Massively Multiplayer Online (MMO) games till don’t tick everyone’s boxes. Some of us tire too quickly of all those “Hack six boars to pieces and bring back their hearts” quests, while others find the combat – click to target, click to slash, press 3 to throw out a fireball – unrewarding. They’re in need of a rethink.
Wiping the slate clean is what Tabula Rasa (TR) is all about. Designed by Richard Garriott, the man who practically invented the modern computer role-playing-game with Ultima, it swaps World of Warcraft’s dwarves and goblins for a tale of sci-fi conflict, pitching the last remnants of humanity against hostile alien forces. But the key thing TR brings to the genre is real-time combat. Rather than targeting the enemy and using some artificial shotgun burst command, you use the same keyboard and mouse controls you might use in Half-Life 2. Blasting away instantly gives the game a more immediate feel. Meanwhile, the fact your foes – the Bane – arrive from hovering dropships or can be found occupying sensible defensive positions makes the world feel more like a constantly changing battlefield and less like a beastie-battering safari park.

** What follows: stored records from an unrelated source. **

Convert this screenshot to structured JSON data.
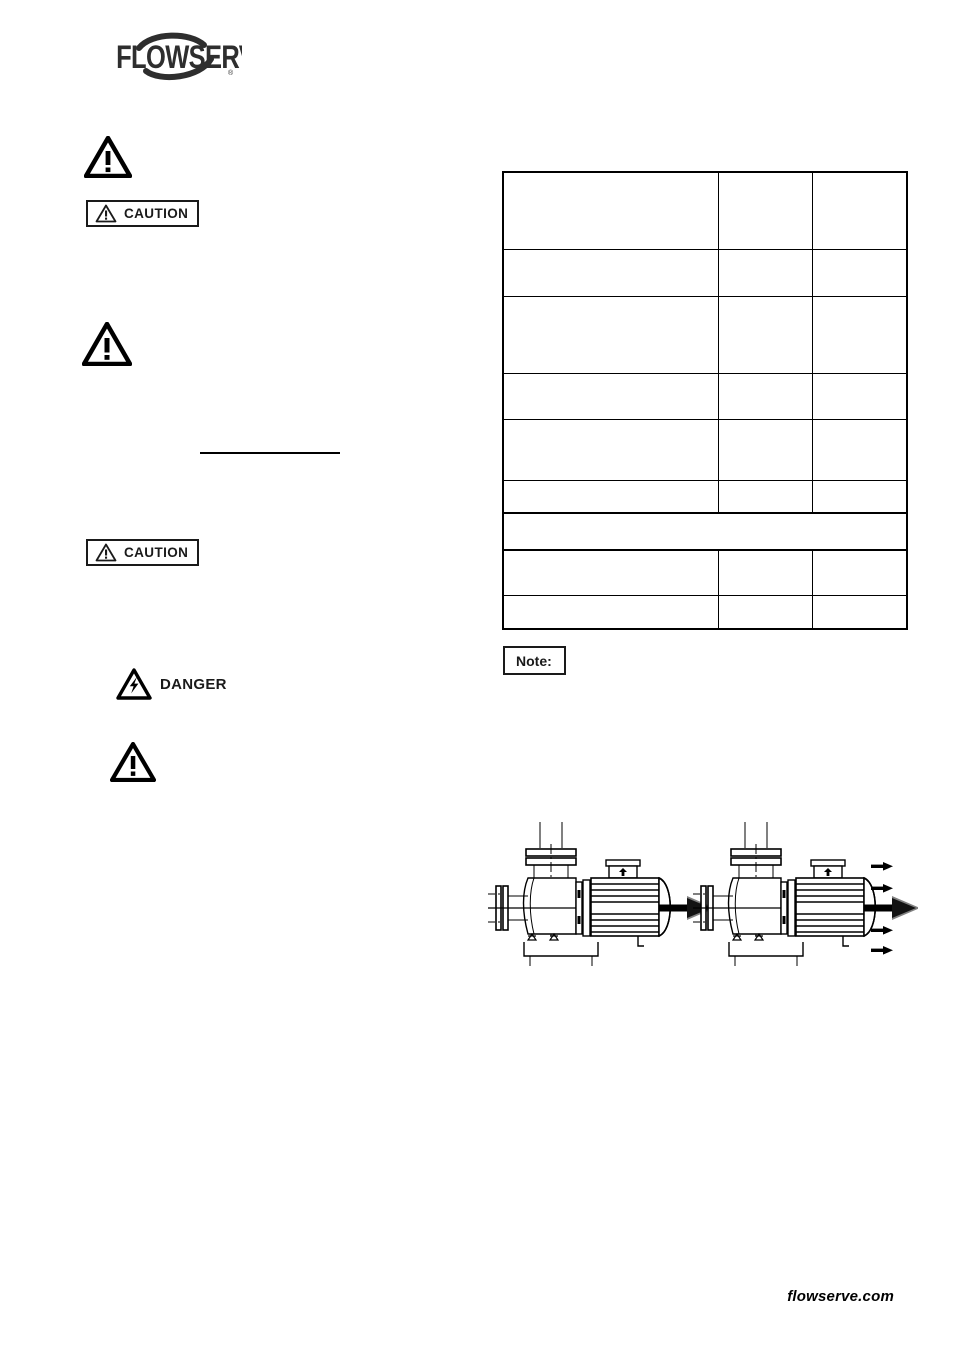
{
  "document": {
    "brand": "FLOWSERVE",
    "brand_registered_mark": "®",
    "footer_url": "flowserve.com"
  },
  "left_column": {
    "notices": [
      {
        "id": "notice-1",
        "kind": "warning-triangle",
        "icon": "warning-triangle-icon",
        "label": ""
      },
      {
        "id": "notice-2",
        "kind": "caution-box",
        "icon": "warning-triangle-icon",
        "label": "CAUTION"
      },
      {
        "id": "notice-3",
        "kind": "warning-triangle",
        "icon": "warning-triangle-icon",
        "label": ""
      },
      {
        "id": "notice-4",
        "kind": "caution-box",
        "icon": "warning-triangle-icon",
        "label": "CAUTION"
      },
      {
        "id": "notice-5",
        "kind": "danger",
        "icon": "electric-shock-triangle-icon",
        "label": "DANGER"
      },
      {
        "id": "notice-6",
        "kind": "warning-triangle",
        "icon": "warning-triangle-icon",
        "label": ""
      }
    ],
    "rule": {
      "present": true
    }
  },
  "right_column": {
    "table": {
      "columns": [
        "",
        "",
        ""
      ],
      "rows": [
        {
          "cells": [
            "",
            "",
            ""
          ],
          "span": false
        },
        {
          "cells": [
            "",
            "",
            ""
          ],
          "span": false
        },
        {
          "cells": [
            "",
            "",
            ""
          ],
          "span": false
        },
        {
          "cells": [
            "",
            "",
            ""
          ],
          "span": false
        },
        {
          "cells": [
            "",
            "",
            ""
          ],
          "span": false
        },
        {
          "cells": [
            "",
            "",
            ""
          ],
          "span": false
        },
        {
          "cells": [
            ""
          ],
          "span": true
        },
        {
          "cells": [
            "",
            "",
            ""
          ],
          "span": false
        },
        {
          "cells": [
            "",
            "",
            ""
          ],
          "span": false
        }
      ]
    },
    "note": {
      "label": "Note:"
    },
    "figure": {
      "caption": "",
      "diagrams": [
        {
          "id": "pump-correct",
          "name": "pump-motor-assembly-single-airflow",
          "arrow_count": 1,
          "description": ""
        },
        {
          "id": "pump-incorrect",
          "name": "pump-motor-assembly-multi-airflow",
          "arrow_count": 5,
          "description": ""
        }
      ]
    }
  },
  "colors": {
    "ink": "#000000",
    "rule": "#1a1a1a",
    "paper": "#ffffff",
    "logo": "#3a3a3a"
  }
}
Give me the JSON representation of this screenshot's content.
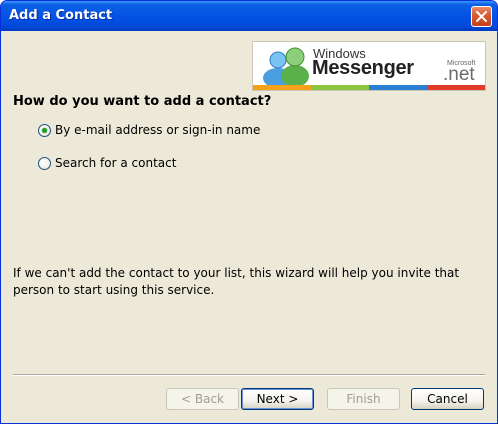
{
  "window": {
    "title": "Add a Contact"
  },
  "banner": {
    "brand_top": "Windows",
    "brand_main": "Messenger",
    "brand_small": "Microsoft",
    "brand_net": ".net"
  },
  "question": "How do you want to add a contact?",
  "options": [
    {
      "label": "By e-mail address or sign-in name",
      "checked": true
    },
    {
      "label": "Search for a contact",
      "checked": false
    }
  ],
  "info_text": "If we can't add the contact to your list, this wizard will help you invite that person to start using this service.",
  "buttons": {
    "back": "< Back",
    "next": "Next >",
    "finish": "Finish",
    "cancel": "Cancel"
  },
  "colors": {
    "titlebar": "#0553e6",
    "face": "#ece9d8",
    "close": "#d9582d"
  }
}
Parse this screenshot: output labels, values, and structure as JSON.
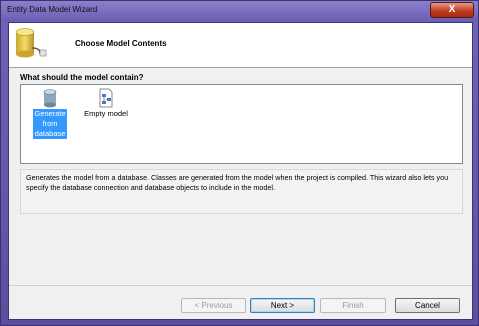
{
  "window": {
    "title": "Entity Data Model Wizard",
    "close_glyph": "X"
  },
  "header": {
    "title": "Choose Model Contents",
    "icon": "database-icon"
  },
  "main": {
    "question": "What should the model contain?",
    "options": [
      {
        "label_lines": [
          "Generate",
          "from",
          "database"
        ],
        "icon": "database-icon",
        "selected": true
      },
      {
        "label_lines": [
          "Empty model"
        ],
        "icon": "empty-model-icon",
        "selected": false
      }
    ],
    "description": "Generates the model from a database. Classes are generated from the model when the project is compiled. This wizard also lets you specify the database connection and database objects to include in the model."
  },
  "buttons": {
    "previous": "< Previous",
    "next": "Next >",
    "finish": "Finish",
    "cancel": "Cancel"
  },
  "colors": {
    "selection": "#3399ff",
    "frame": "#6f63b6"
  }
}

The trappings of a traditional RPG haven’t been abandoned entirely. The right mouse button allows you to use your currently selected ability, which may be a practical skill or a logos power – the game’s equivalent of magic. Shooting and damage are still affected by behind-the-scenes statistics, and character development, weapon and armour upgrades remain the driving motivation. However, where possible, TR tries to make you forget you’re playing an RPG. Instanced quests, where you and a few acquaintances leave the larger world behind and team up to tackle a particular enemy or objective, are preceded by cinematic cut-scenes, while some of the missions cover the same sort of ground you might see in a regular 3D shooter. Why take package X from A to B when you can take out four Bane mortars or infiltrate a sinister research facility?
Other factors separate TR from the WoW wannabe crowd. First, the game features missions where you have a moral choice – do you make money transporting black-market pharmaceuticals from a military base, or do you hand the culprits in to the commander? Second, it has periodic control-point assaults, where Bane forces attack a human base (or vice versa) and any players in the area can join in the fray and earn base defence or offence tokens. Gaining or losing a control point has a real impact on the game, affecting how easily you can teleport around the map and where you can find important characters.
All of this is great, but does TR go far enough? Sadly not. Despite all the talk of moral choices and player-centred narratives, the structure is fairly conservative, and a lot of the missions still boil down to killing and collecting. The combat makes it feel different to WoW, but you’re still doing the same basic stuff. Arguably, other MMOs like Vanguard: Saga of Heroes or Lord of the Rings Online have done more to make players feel part of the story, add variety to the quests and reward players in the early stages. What’s more, TR isn’t the most visually impressive title in the genre and, if you’re used to today’s action games, the flat-looking textures and dated lighting are going to come as a shock.
That said, this is a robust, enjoyable and very accessible MMO, particularly to those who are put off by talk of dungeons and dragons or who want a more action-orientated experience. Maybe TR isn’t a big leap forward for the genre, but it’s a small step in the right direction.
This Review appeared in the May, 2008 issue of PC & Tech Authority Magazine
Source: Copyright © PC Pro, Dennis Publishing